Thursday, July 24, 2014

Sharing what I have

{If you respond to the work I do here at Apifera-both with animals and sharing them with people-please consider donating to our barn project. The barn will not only house animals, it will provide a place for me to have one-on-one encounters year round like the one I had with Betty.}

Her name was Betty, and on her wrist she wore her late husband's watch. She also had on the same wedding dress she wore to marry him some 30 years earlier. Betty was in her eighties and had recently gotten out of the hospital-so the loose fitting, Mexican style white dress was roomy and more comfortable for her on this particularly hot summer day.

Betty had come to one of our Pino Pie Days, driven there by her caregiver, who was also her daughter. We sat in the shade, and communed for some time, initially with silence as Betty petted Pino, and smiled as if she had been reacquainted with something deeply familiar. The quietness of the moment must have brought up memories, because Betty began sharing stories with me. She had lost her husband only nine months earlier, and a tear came to her eye. I told her about losing my father not long ago too, and then I got teary eyed–but our mutual losses of men we had loved for so long was our most common denominator for that moment.

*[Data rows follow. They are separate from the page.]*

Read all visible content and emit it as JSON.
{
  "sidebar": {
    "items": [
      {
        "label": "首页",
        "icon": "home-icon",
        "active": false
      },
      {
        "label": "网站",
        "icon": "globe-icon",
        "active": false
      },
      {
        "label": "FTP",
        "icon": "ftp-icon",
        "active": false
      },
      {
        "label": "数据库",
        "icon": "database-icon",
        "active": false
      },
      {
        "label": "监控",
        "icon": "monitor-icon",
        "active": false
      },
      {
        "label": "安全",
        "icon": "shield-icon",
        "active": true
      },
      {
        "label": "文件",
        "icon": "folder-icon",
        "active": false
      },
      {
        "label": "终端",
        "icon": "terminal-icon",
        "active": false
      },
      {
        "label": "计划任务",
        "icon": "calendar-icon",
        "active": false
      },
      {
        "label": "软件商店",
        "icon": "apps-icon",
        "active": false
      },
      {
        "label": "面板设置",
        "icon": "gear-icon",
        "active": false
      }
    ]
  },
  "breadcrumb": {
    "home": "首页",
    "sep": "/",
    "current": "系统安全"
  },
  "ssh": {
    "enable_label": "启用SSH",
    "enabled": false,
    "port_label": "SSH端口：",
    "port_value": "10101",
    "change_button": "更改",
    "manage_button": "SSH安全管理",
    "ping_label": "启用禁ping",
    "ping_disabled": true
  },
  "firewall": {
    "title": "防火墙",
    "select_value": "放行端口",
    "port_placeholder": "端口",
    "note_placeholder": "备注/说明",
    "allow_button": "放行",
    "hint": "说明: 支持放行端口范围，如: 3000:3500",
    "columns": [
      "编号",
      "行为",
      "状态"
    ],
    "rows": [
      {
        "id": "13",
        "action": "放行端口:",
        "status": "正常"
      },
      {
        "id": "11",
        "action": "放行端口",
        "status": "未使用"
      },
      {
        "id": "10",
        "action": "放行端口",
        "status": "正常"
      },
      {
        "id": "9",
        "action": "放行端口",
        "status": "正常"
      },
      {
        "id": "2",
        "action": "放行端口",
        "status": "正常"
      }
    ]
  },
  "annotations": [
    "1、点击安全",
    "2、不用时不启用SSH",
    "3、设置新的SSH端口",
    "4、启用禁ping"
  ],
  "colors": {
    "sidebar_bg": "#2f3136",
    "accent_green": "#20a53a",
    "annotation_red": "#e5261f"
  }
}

"Many years ago, when I was much younger than you," she began, "my husband took me on a long, exotic journey to Egypt. We travelled in the desert and it was beautiful, and strange too. But that was where I saw my first donkey. It was a long time ago and there is a lot I don't remember, but I remember that donkey, and I remember how drawn I was to him. I never got him. So I wanted to come meet yours."

She went on to tell me, as Pino stood patiently, still, at her side, how much that trip had meant hoer back then, because her husband had worked hard to make it happen.

"He was like that, he was giving," she said. "That's why I wanted to come pet your donkey, it reminds me of that moment I had back then."

So there we were, one elder woman and two fatherless daughters, sitting around a little donkey, each sharing moments that stung, but that also brought love out in the open, and made us feel better.